Dataset rows describing interfaces:
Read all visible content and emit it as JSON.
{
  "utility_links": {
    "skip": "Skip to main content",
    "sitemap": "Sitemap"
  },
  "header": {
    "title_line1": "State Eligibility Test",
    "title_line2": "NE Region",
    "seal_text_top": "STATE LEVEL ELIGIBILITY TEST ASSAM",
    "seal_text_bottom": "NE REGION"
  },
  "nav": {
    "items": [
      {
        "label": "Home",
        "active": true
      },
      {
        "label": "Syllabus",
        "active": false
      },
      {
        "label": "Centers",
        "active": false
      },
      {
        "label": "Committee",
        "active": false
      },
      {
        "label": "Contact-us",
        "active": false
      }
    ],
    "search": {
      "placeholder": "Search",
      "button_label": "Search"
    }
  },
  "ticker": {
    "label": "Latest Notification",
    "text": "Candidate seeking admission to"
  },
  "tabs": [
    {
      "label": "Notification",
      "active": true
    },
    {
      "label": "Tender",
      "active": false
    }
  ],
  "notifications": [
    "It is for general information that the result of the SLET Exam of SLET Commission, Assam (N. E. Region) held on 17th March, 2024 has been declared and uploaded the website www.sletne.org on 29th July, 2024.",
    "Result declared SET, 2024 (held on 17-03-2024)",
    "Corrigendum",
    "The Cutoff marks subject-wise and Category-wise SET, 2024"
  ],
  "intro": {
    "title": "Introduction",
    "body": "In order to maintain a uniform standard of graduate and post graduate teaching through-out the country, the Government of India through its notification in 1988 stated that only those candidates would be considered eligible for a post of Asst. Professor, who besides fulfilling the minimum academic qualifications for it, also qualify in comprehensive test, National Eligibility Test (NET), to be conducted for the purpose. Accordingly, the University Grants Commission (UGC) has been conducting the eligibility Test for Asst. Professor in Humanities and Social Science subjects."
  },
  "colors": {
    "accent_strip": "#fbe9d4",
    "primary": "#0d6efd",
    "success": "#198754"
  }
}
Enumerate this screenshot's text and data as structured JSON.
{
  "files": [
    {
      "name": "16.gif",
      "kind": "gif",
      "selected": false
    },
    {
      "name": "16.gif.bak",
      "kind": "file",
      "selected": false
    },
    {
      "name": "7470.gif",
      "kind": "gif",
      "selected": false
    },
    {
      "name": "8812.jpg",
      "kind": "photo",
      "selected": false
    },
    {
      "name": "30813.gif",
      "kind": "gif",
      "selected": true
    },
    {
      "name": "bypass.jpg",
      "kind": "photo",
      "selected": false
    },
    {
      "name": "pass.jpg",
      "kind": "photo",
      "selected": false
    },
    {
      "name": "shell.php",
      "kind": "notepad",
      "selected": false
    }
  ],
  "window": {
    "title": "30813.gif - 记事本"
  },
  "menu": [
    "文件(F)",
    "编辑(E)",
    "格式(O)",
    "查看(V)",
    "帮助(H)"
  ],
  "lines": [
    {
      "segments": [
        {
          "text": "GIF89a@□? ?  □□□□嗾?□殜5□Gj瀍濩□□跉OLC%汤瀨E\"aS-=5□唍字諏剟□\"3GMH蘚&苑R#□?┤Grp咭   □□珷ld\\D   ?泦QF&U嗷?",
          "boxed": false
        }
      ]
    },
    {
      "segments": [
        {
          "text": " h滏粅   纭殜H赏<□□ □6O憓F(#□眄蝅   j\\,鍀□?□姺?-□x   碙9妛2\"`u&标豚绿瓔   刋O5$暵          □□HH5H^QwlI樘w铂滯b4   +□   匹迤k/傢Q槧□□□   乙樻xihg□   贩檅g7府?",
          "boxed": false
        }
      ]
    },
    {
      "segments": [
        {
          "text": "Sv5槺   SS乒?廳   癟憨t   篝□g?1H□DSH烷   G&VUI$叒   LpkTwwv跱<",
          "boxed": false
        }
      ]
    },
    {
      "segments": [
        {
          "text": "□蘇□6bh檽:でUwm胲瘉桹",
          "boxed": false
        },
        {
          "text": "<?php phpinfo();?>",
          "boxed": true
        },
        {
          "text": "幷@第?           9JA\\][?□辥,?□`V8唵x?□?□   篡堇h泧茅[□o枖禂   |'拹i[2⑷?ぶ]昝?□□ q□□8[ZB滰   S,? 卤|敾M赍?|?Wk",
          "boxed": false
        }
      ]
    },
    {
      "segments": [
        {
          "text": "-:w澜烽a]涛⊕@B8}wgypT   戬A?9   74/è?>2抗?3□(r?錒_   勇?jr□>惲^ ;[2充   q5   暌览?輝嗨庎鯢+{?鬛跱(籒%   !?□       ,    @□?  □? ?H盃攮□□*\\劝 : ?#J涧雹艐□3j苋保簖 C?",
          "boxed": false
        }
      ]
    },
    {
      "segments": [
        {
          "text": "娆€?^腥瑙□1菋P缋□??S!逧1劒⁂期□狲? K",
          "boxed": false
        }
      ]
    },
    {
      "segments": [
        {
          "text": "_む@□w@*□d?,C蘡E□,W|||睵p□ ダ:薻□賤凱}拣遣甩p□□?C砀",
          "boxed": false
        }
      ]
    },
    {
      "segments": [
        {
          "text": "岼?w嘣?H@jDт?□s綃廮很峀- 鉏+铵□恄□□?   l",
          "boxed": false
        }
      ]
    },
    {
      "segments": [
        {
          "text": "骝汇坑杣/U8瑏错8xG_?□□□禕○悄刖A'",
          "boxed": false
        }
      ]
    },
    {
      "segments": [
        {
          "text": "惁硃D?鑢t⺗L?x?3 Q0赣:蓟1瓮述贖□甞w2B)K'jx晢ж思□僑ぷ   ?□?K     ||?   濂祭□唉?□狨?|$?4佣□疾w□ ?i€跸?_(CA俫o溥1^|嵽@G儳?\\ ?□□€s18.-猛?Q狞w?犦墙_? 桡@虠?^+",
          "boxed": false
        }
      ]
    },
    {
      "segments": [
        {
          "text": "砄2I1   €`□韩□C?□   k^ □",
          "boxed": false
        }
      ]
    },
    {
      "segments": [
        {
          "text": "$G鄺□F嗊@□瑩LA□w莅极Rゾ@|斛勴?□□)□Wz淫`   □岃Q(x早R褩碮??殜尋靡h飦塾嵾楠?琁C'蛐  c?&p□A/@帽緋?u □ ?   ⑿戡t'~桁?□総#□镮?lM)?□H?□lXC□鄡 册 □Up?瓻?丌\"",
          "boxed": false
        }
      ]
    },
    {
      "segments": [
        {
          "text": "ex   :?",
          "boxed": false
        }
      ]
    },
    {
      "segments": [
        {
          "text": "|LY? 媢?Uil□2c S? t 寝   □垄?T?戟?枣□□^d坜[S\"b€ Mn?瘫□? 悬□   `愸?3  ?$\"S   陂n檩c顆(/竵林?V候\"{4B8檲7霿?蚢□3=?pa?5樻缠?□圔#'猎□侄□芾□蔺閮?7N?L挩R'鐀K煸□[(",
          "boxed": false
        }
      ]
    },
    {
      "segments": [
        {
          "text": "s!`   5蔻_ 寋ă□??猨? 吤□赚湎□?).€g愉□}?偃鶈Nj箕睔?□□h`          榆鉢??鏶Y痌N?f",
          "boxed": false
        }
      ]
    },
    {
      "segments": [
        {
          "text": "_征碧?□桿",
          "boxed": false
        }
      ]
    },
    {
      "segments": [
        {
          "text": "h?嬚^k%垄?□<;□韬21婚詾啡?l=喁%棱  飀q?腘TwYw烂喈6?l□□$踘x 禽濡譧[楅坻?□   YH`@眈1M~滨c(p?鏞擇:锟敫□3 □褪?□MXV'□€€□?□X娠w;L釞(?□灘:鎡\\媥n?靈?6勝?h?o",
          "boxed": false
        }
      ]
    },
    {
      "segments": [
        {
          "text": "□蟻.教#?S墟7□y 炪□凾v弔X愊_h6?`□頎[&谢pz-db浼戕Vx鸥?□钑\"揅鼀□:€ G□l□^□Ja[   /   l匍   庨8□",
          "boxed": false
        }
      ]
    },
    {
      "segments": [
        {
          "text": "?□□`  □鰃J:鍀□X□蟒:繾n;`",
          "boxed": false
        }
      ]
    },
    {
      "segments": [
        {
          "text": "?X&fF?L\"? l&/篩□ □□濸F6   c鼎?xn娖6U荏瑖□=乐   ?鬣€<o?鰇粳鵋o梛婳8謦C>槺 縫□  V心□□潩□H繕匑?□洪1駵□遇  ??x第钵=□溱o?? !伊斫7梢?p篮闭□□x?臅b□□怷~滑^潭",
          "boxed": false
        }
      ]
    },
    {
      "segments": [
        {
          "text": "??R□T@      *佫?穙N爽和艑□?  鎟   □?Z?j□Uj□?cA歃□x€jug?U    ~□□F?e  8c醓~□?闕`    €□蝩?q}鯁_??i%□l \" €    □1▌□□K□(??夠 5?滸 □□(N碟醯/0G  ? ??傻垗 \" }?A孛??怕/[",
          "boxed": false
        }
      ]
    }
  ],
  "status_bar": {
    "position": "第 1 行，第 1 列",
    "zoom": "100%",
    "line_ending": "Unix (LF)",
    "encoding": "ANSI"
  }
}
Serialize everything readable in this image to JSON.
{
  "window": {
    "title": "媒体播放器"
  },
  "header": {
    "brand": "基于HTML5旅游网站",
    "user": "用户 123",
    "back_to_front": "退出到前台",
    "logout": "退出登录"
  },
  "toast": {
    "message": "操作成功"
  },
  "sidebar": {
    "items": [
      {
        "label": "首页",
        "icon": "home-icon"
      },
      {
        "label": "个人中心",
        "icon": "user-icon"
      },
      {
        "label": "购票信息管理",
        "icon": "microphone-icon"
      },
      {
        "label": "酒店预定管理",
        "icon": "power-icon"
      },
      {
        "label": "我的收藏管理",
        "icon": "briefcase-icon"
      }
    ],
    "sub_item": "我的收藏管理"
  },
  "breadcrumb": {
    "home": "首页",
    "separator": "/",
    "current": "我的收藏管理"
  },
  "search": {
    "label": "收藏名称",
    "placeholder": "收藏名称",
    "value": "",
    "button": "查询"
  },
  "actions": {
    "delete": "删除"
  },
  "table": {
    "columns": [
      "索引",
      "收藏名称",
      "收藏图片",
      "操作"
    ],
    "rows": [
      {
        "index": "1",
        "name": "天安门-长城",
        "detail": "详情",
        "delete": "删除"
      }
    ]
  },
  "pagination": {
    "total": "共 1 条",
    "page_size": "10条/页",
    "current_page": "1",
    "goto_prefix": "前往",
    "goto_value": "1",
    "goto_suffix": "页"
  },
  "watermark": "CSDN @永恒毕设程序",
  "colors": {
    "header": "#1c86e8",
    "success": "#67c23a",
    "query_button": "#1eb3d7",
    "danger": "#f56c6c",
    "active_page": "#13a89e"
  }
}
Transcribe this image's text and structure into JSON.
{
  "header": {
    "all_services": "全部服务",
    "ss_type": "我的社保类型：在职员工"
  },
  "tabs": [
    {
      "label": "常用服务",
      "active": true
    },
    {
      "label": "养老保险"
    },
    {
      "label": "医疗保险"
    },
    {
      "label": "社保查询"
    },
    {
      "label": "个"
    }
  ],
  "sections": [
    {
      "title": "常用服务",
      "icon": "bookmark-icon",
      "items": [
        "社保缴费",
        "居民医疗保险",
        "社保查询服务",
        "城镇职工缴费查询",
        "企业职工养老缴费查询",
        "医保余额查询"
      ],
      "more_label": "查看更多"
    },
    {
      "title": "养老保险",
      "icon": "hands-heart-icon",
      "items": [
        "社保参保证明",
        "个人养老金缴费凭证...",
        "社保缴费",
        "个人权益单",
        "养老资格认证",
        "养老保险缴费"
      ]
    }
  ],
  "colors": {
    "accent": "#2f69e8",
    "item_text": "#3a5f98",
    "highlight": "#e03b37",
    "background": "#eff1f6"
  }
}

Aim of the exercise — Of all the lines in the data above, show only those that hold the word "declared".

Exercise answer —
    "It is for general information that the result of the SLET Exam of SLET Commission, Assam (N. E. Region) held on 17th March, 2024 has been declared and uploaded the website www.sletne.org on 29th July, 2024.",
    "Result declared SET, 2024 (held on 17-03-2024)",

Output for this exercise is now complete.